─── Material for this exercise ───

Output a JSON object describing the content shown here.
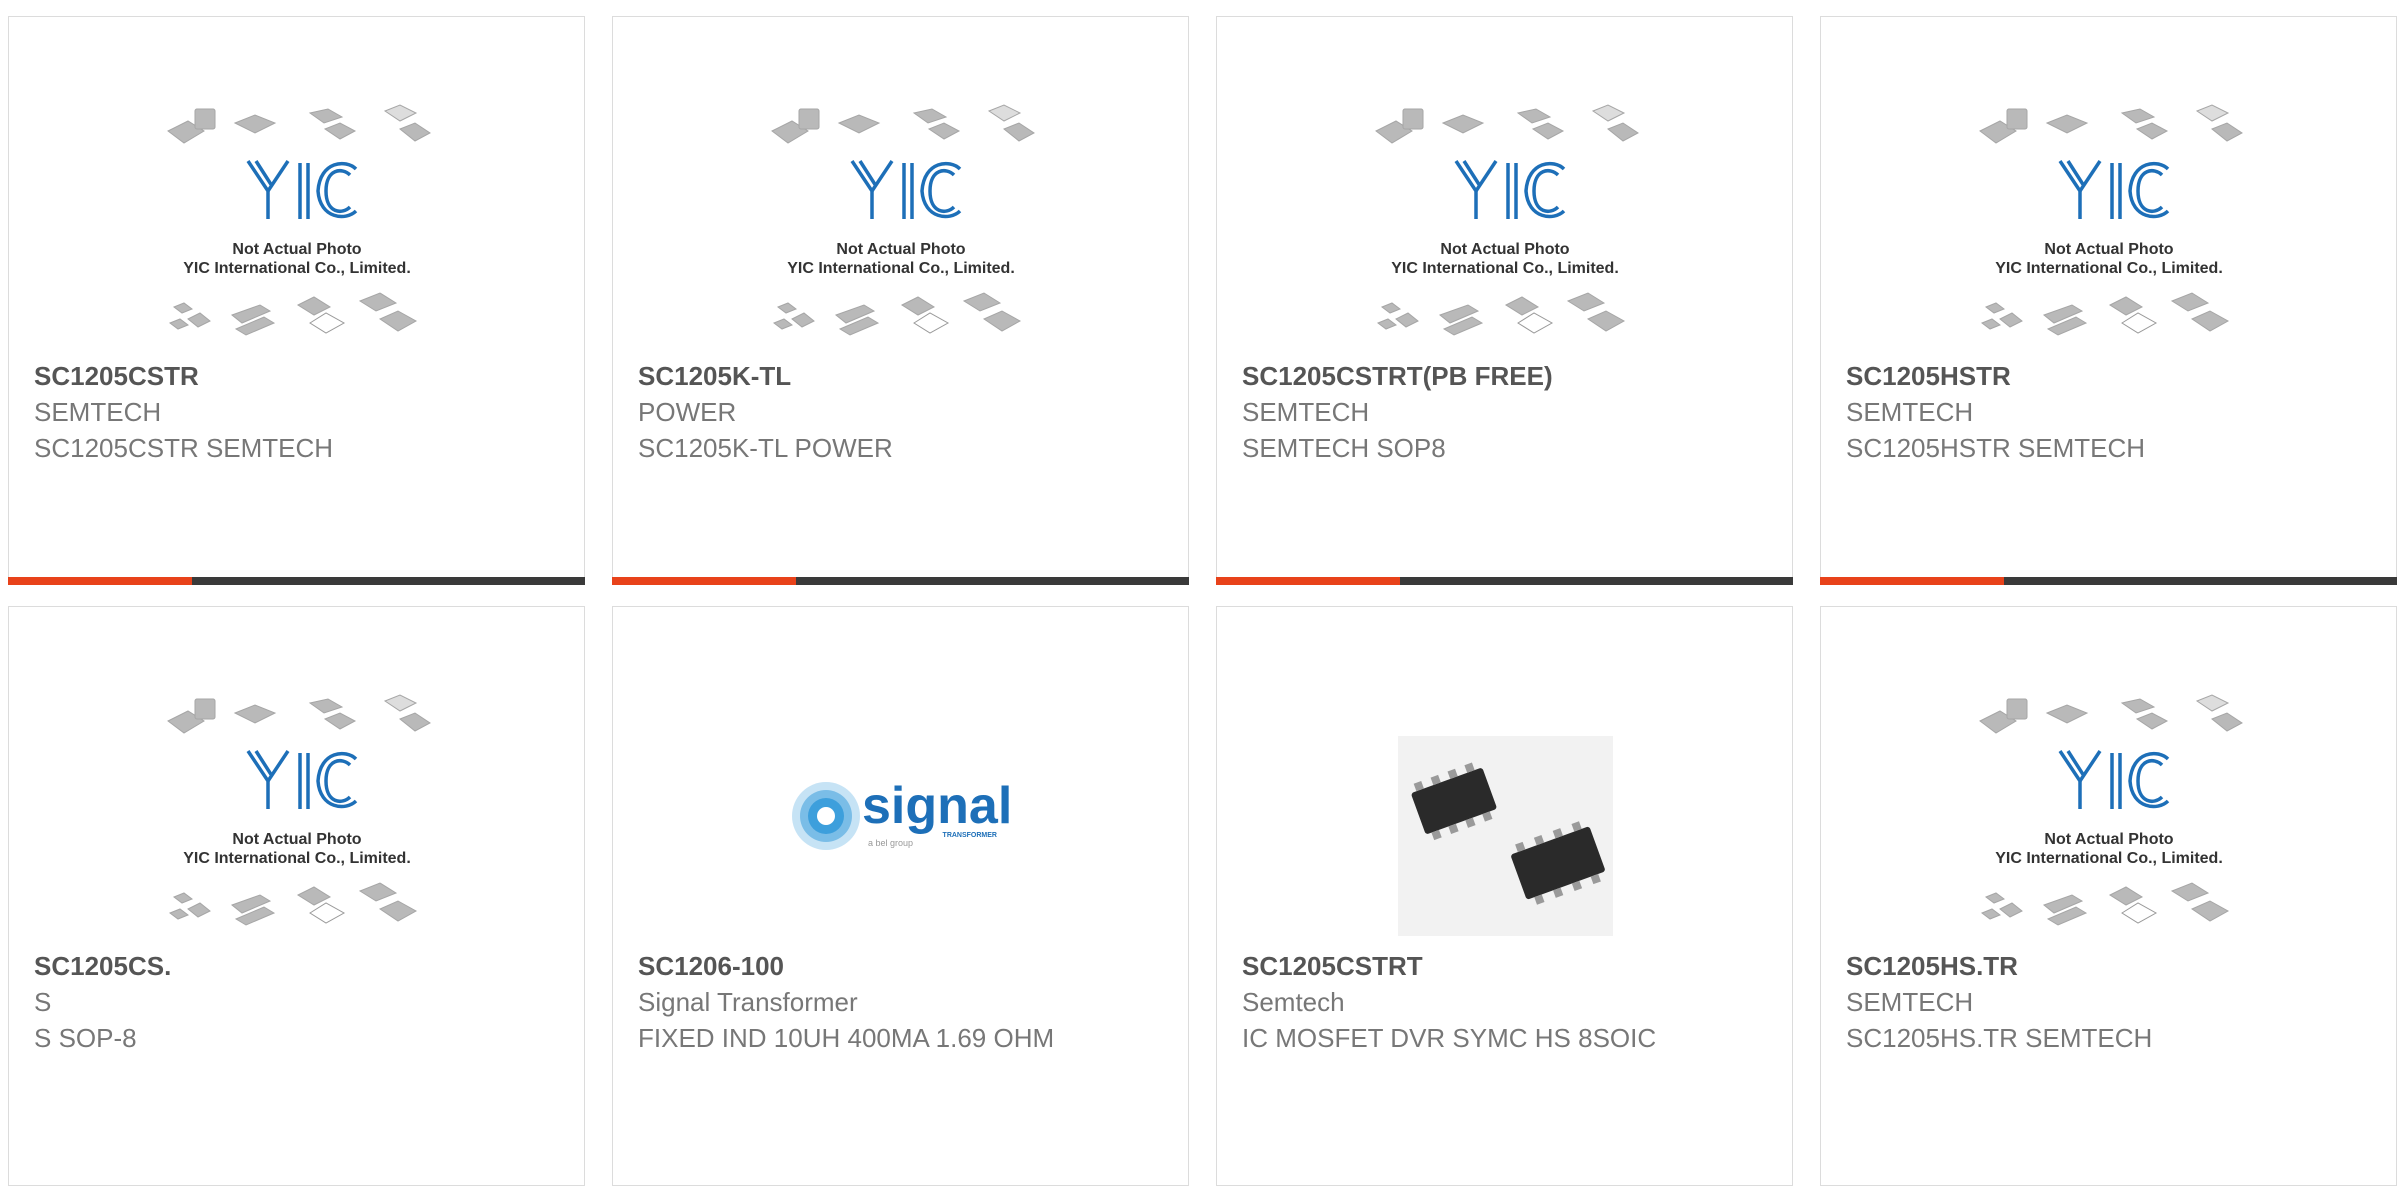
{
  "placeholder_image": {
    "line1": "Not Actual Photo",
    "line2": "YIC International Co., Limited.",
    "logo_text": "YIC"
  },
  "signal_logo": {
    "word": "signal",
    "sub": "TRANSFORMER",
    "tag": "a bel group"
  },
  "colors": {
    "accent": "#e8421a",
    "bar": "#3a3a3a",
    "logo_blue": "#1d6fb8"
  },
  "products": [
    {
      "part_number": "SC1205CSTR",
      "manufacturer": "SEMTECH",
      "description": "SC1205CSTR SEMTECH",
      "image": "yic-placeholder"
    },
    {
      "part_number": "SC1205K-TL",
      "manufacturer": "POWER",
      "description": "SC1205K-TL POWER",
      "image": "yic-placeholder"
    },
    {
      "part_number": "SC1205CSTRT(PB FREE)",
      "manufacturer": "SEMTECH",
      "description": "SEMTECH SOP8",
      "image": "yic-placeholder"
    },
    {
      "part_number": "SC1205HSTR",
      "manufacturer": "SEMTECH",
      "description": "SC1205HSTR SEMTECH",
      "image": "yic-placeholder"
    },
    {
      "part_number": "SC1205CS.",
      "manufacturer": "S",
      "description": "S SOP-8",
      "image": "yic-placeholder"
    },
    {
      "part_number": "SC1206-100",
      "manufacturer": "Signal Transformer",
      "description": "FIXED IND 10UH 400MA 1.69 OHM",
      "image": "signal-logo"
    },
    {
      "part_number": "SC1205CSTRT",
      "manufacturer": "Semtech",
      "description": "IC MOSFET DVR SYMC HS 8SOIC",
      "image": "soic-chip-photo"
    },
    {
      "part_number": "SC1205HS.TR",
      "manufacturer": "SEMTECH",
      "description": "SC1205HS.TR SEMTECH",
      "image": "yic-placeholder"
    }
  ]
}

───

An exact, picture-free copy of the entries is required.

• _Response area_:
Output a JSON object describing the content shown here.
{
  "placeholder_image": {
    "line1": "Not Actual Photo",
    "line2": "YIC International Co., Limited.",
    "logo_text": "YIC"
  },
  "signal_logo": {
    "word": "signal",
    "sub": "TRANSFORMER",
    "tag": "a bel group"
  },
  "colors": {
    "accent": "#e8421a",
    "bar": "#3a3a3a",
    "logo_blue": "#1d6fb8"
  },
  "products": [
    {
      "part_number": "SC1205CSTR",
      "manufacturer": "SEMTECH",
      "description": "SC1205CSTR SEMTECH",
      "image": "yic-placeholder"
    },
    {
      "part_number": "SC1205K-TL",
      "manufacturer": "POWER",
      "description": "SC1205K-TL POWER",
      "image": "yic-placeholder"
    },
    {
      "part_number": "SC1205CSTRT(PB FREE)",
      "manufacturer": "SEMTECH",
      "description": "SEMTECH SOP8",
      "image": "yic-placeholder"
    },
    {
      "part_number": "SC1205HSTR",
      "manufacturer": "SEMTECH",
      "description": "SC1205HSTR SEMTECH",
      "image": "yic-placeholder"
    },
    {
      "part_number": "SC1205CS.",
      "manufacturer": "S",
      "description": "S SOP-8",
      "image": "yic-placeholder"
    },
    {
      "part_number": "SC1206-100",
      "manufacturer": "Signal Transformer",
      "description": "FIXED IND 10UH 400MA 1.69 OHM",
      "image": "signal-logo"
    },
    {
      "part_number": "SC1205CSTRT",
      "manufacturer": "Semtech",
      "description": "IC MOSFET DVR SYMC HS 8SOIC",
      "image": "soic-chip-photo"
    },
    {
      "part_number": "SC1205HS.TR",
      "manufacturer": "SEMTECH",
      "description": "SC1205HS.TR SEMTECH",
      "image": "yic-placeholder"
    }
  ]
}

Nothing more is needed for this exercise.